SOURCE MATERIAL Block Start

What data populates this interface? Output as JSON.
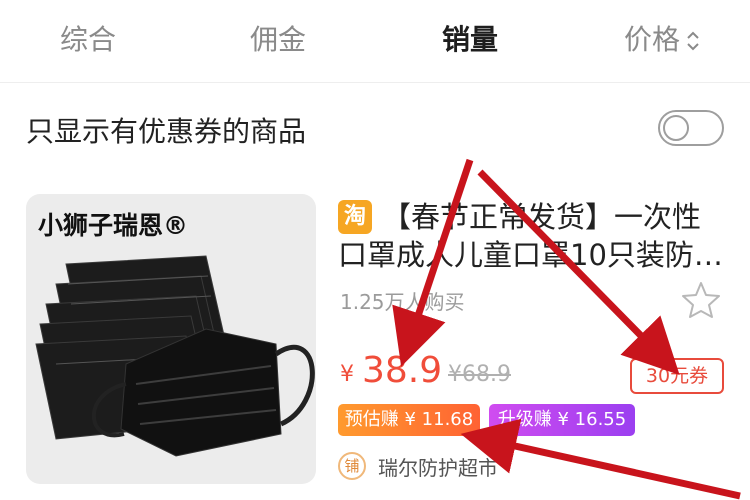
{
  "tabs": [
    {
      "label": "综合"
    },
    {
      "label": "佣金"
    },
    {
      "label": "销量"
    },
    {
      "label": "价格",
      "icon": "sort-icon"
    }
  ],
  "filter": {
    "label": "只显示有优惠券的商品",
    "toggle_on": false
  },
  "product": {
    "brand": "小狮子瑞恩®",
    "platform_badge": "淘",
    "title": "【春节正常发货】一次性口罩成人儿童口罩10只装防…",
    "sales": "1.25万人购买",
    "price_symbol": "¥",
    "price": "38.9",
    "original_price": "¥68.9",
    "coupon": "30元券",
    "estimated_earn": "预估赚 ¥ 11.68",
    "upgrade_earn": "升级赚 ¥ 16.55",
    "shop_icon": "铺",
    "shop_name": "瑞尔防护超市"
  },
  "colors": {
    "accent": "#f04d3a",
    "annotation_arrow": "#c8141c"
  }
}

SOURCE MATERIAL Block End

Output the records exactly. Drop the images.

**OUTPUT BELOW**
What data populates this interface? Output as JSON.
{
  "tabs": [
    {
      "label": "综合"
    },
    {
      "label": "佣金"
    },
    {
      "label": "销量"
    },
    {
      "label": "价格",
      "icon": "sort-icon"
    }
  ],
  "filter": {
    "label": "只显示有优惠券的商品",
    "toggle_on": false
  },
  "product": {
    "brand": "小狮子瑞恩®",
    "platform_badge": "淘",
    "title": "【春节正常发货】一次性口罩成人儿童口罩10只装防…",
    "sales": "1.25万人购买",
    "price_symbol": "¥",
    "price": "38.9",
    "original_price": "¥68.9",
    "coupon": "30元券",
    "estimated_earn": "预估赚 ¥ 11.68",
    "upgrade_earn": "升级赚 ¥ 16.55",
    "shop_icon": "铺",
    "shop_name": "瑞尔防护超市"
  },
  "colors": {
    "accent": "#f04d3a",
    "annotation_arrow": "#c8141c"
  }
}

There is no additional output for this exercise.